Respectively, Shara does not conceal his clear 'estimation' of the size of the majority in the government and parliament, although the overwhelming majority of Arab and foreign countries have acknowledged it. He believes that 'a bunch of politicians' in Lebanon cannot bring Syria to cut its relations (what relations?), close its borders and enter into an armed conflict, even if these politicians had a 'portion of the Lebanese masses'(!). He added, "In Lebanon we have stronger allies than others, if they wanted to use this power."
The Syrian Vice President was certainly referring to military power, since the political one is not in the hands of Syria's allies, as he complains. In fact, no national unity government has been formed so far. When speaking of the military power of Syria's allies, what crops into one's mind is not the team led by General Michel Aoun, for instance, or Talal Arsalan. Indeed, what one immediately thinks of is Hezbollah, the strongest team - militarily speaking - in the Lebanese arena as a result of its intense armament used previously to carry out resistance and currently to remain in a state of readiness! Therefore, one must at this point consider Hezbollah leadership's opinion about this issue. Does it think that the party's 'military power' has now become something to be used based on the request of the Syrian 'ally'?
There is one positive point left that one must refer to and thank the Syrian Vice President for raising: Lebanon has matured and become capable of solving its own problems with no Syrian or Arab military interference.
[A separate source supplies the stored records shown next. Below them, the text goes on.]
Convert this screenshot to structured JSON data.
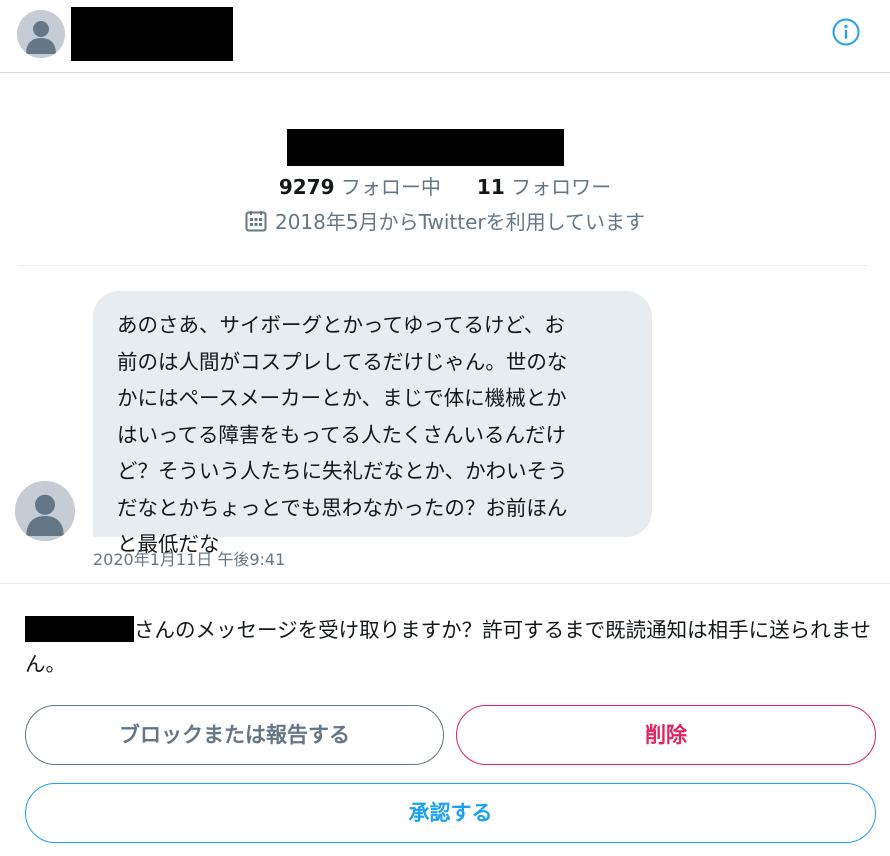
{
  "header": {
    "avatar_icon": "default-avatar-icon",
    "info_icon": "info-circle-icon"
  },
  "profile": {
    "following_count": "9279",
    "following_label": "フォロー中",
    "followers_count": "11",
    "followers_label": "フォロワー",
    "calendar_icon": "calendar-icon",
    "joined_text": "2018年5月からTwitterを利用しています"
  },
  "message": {
    "lines": [
      "あのさあ、サイボーグとかってゆってるけど、お",
      "前のは人間がコスプレしてるだけじゃん。世のな",
      "かにはペースメーカーとか、まじで体に機械とか",
      "はいってる障害をもってる人たくさんいるんだけ",
      "ど？そういう人たちに失礼だなとか、かわいそう",
      "だなとかちょっとでも思わなかったの？お前ほん",
      "と最低だな"
    ],
    "timestamp": "2020年1月11日 午後9:41"
  },
  "request": {
    "text": "さんのメッセージを受け取りますか？許可するまで既読通知は相手に送られません。",
    "block_label": "ブロックまたは報告する",
    "delete_label": "削除",
    "accept_label": "承認する"
  },
  "colors": {
    "accent_blue": "#1da1f2",
    "danger_red": "#e0245e",
    "secondary_text": "#657786",
    "bubble_bg": "#e6ecf0"
  }
}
We hope that this position truly expresses Syria's political intentions in this stage and that it is not only a way to inhibit any other Arab role in Lebanon aimed at rescuing the country from the standstill in which it is now stuck and preventing it from emerging among all other countries for its political and security situation.
In front of these Syrian positions, which have become sincere and clear, it is now politically naïve to believe that the dispute among the Lebanese people is contained within Lebanon itself and that a solution can be found through a meeting of a group of leaders representing the two contending parties. As Amr Moussa has found out at the end of the mission, which has failed to achieve its goal, the decision of a team of the opposition comes from abroad. This is proved by the remarkable contradiction between the opposition's acceptance of the settlement projects that it itself had partially proposed and that is backing down on after a short while, under the shadow, or the pressure, of foreign stances.
By: Elias Harfouch